Keepers and visitors at Newquay Zoo were delighted to see that Endangered Philippine spotted deer Belle had given birth to a healthy little fawn last weekend.

Within minutes of being born, the fawn was up on its feet and following its mother around the enclosure.

The arrival of the fawn, which is yet to be sexed, is a great success for the zoo. Male deer Neil was brought to Newquay last October with hopes that he and Belle would hit it off, and it was only a matter of months before Belle fell pregnant.

Philippine spotted deer, also known as Alfred’s deer, are one of the most endangered species of deer in the world, due to both illegal hunting and habitat destruction. However, Newquay is part of an ex-situ breeding programme run by EAZA (the European Association of Zoos and Aquaria) to help secure the future of the species, and 10 other fawns have been born at the zoo in recent years.

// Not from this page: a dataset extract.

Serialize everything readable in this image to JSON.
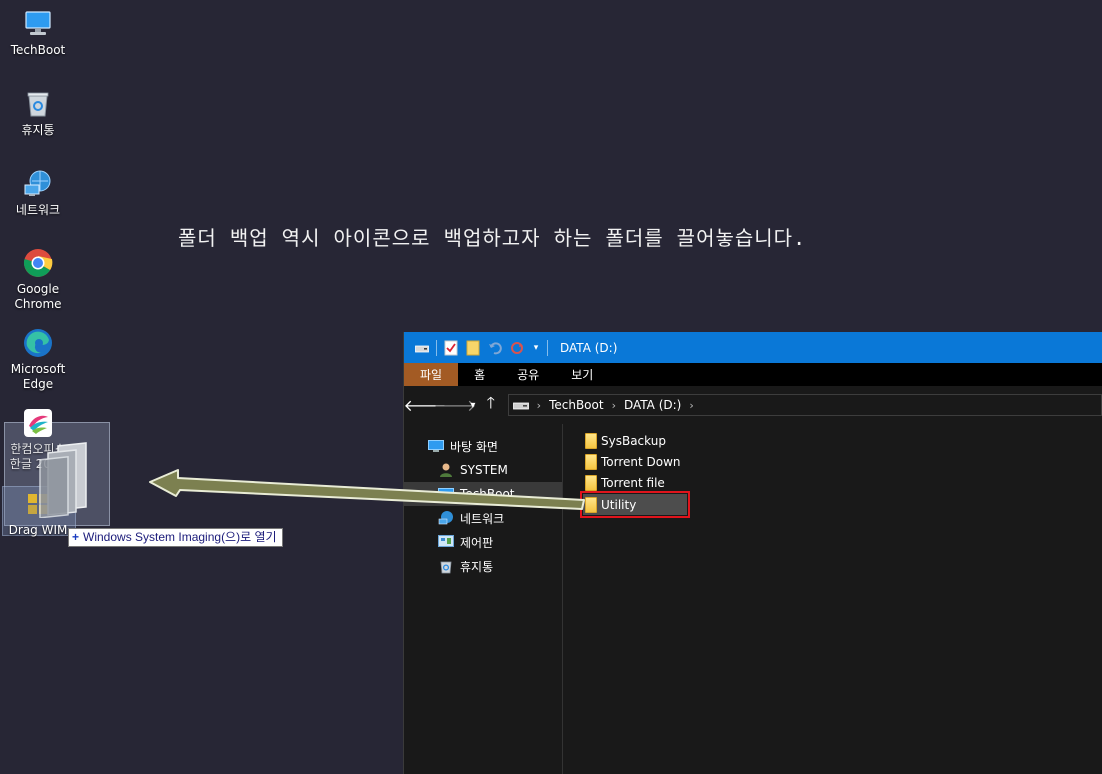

Dave Rich, Newquay Zoo Keeper Team Leader, said: “We were watching and waiting for Belle to give birth for several days, so it was very exciting to see that the fawn had not only arrived, but that it was out in full view and exploring its surroundings.

“Mum, dad and the baby are all happy and healthy, and can be seen spending much of their time together.”

The Philippine spotted deer enclosure can be found right in the middle of the zoo. Just around the corner, visitors will also be able to see Newquay’s other newest arrivals: two Visayan warty piglets, another highly endangered species from the same part of the world as the Philippine spotted deer.